Making a margin in the post-CAP reform era is the challenge for UK Farming plc and eastern arable producers are set up for the challenge.

Widespread acknowledgement that low cereal prices forecast for the coming year will continue to add pressure to already slim profits have seen this region’s farmers react swiftly to the challenge, suggest observers.

Expansion of arable acreage and joint ventures have seen some farm units merge, if for nothing more than optimising machinery use and efficiency.

Dealers remark how almost every trend to “kit up” has started in this region with the adoption of wider spray widths and use of tracked power units being just two, diverse examples.

The natural advantage of often flat, fertile soils has helped ensure farm income is ahead of growers in the west, with wheat yields of 9t/ha (4t/acre) often quoted – a target that continues to elude sways of arable land to the north and west.

But the high-spending days of the late 1980s and early 1990s are a distant many for many dealerships.

Farm finances are now held in check.

Investment is no longer a method of writing down against profit generated by IACS and a healthy grain market supported by intervention, but ability to perform and deliver, and reliably.

Service packages are seen as an integral part of machinery replacement policy.

Downtime, particularly on the region’s more time-dependant crops such as root vegetables and salads – no doubt spurred on by the need to meet retailers’ and packers’ demands – has become a focus in machinery purchasing.

As a result, dealers feel there is more emphasis on the provision of service teams than in recent years.

It is not uncommon to hear /hr attributed to downtime among leading arable businesses.

Although the removal of area payment support is seen as the major threat to the region’s arable sector, dealers are aware that further upheaval is likely.

The loss of sugar-beet support would have a damning effect on many units providing – as it does – the linchpin to profitability when cereal values are low.

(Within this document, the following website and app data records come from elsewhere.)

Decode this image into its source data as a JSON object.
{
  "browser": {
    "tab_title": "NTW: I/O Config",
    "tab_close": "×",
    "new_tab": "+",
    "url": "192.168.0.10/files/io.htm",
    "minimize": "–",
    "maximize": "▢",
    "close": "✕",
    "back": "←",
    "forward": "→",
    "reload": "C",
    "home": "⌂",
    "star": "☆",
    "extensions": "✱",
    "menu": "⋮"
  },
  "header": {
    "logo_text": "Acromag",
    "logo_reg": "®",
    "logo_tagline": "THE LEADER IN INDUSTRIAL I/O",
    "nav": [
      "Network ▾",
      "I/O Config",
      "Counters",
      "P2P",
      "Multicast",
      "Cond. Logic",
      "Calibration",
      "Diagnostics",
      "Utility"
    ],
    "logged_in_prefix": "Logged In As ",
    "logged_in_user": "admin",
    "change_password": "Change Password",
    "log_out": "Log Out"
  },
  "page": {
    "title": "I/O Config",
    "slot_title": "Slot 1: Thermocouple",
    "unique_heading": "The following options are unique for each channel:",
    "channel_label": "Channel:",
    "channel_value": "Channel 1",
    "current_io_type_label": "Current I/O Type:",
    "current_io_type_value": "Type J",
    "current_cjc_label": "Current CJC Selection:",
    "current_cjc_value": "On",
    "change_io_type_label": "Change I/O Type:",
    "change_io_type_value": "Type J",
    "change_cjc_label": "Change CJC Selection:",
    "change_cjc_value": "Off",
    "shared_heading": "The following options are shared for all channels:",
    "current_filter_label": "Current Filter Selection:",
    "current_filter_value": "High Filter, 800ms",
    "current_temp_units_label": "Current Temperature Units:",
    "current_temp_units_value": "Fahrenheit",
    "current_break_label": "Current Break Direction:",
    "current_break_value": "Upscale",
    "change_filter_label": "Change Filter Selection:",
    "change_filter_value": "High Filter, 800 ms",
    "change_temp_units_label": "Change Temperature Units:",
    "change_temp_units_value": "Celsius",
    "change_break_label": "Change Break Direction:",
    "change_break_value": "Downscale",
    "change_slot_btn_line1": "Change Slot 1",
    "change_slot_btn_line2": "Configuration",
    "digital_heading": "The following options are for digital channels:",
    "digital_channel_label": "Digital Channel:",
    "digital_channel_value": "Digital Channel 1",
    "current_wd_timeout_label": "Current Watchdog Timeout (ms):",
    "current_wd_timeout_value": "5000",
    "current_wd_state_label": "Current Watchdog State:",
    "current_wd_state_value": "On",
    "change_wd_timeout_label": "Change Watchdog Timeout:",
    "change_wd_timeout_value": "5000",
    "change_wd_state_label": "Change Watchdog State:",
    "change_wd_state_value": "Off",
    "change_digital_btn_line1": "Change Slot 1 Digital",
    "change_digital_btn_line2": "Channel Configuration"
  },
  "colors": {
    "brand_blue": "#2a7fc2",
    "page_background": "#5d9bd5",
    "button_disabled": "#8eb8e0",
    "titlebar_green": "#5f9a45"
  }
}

However, if one region is championing the ability to evolve farm structure to meet the demands of the new, unsupported farming sector, then dealers agree: The East is it.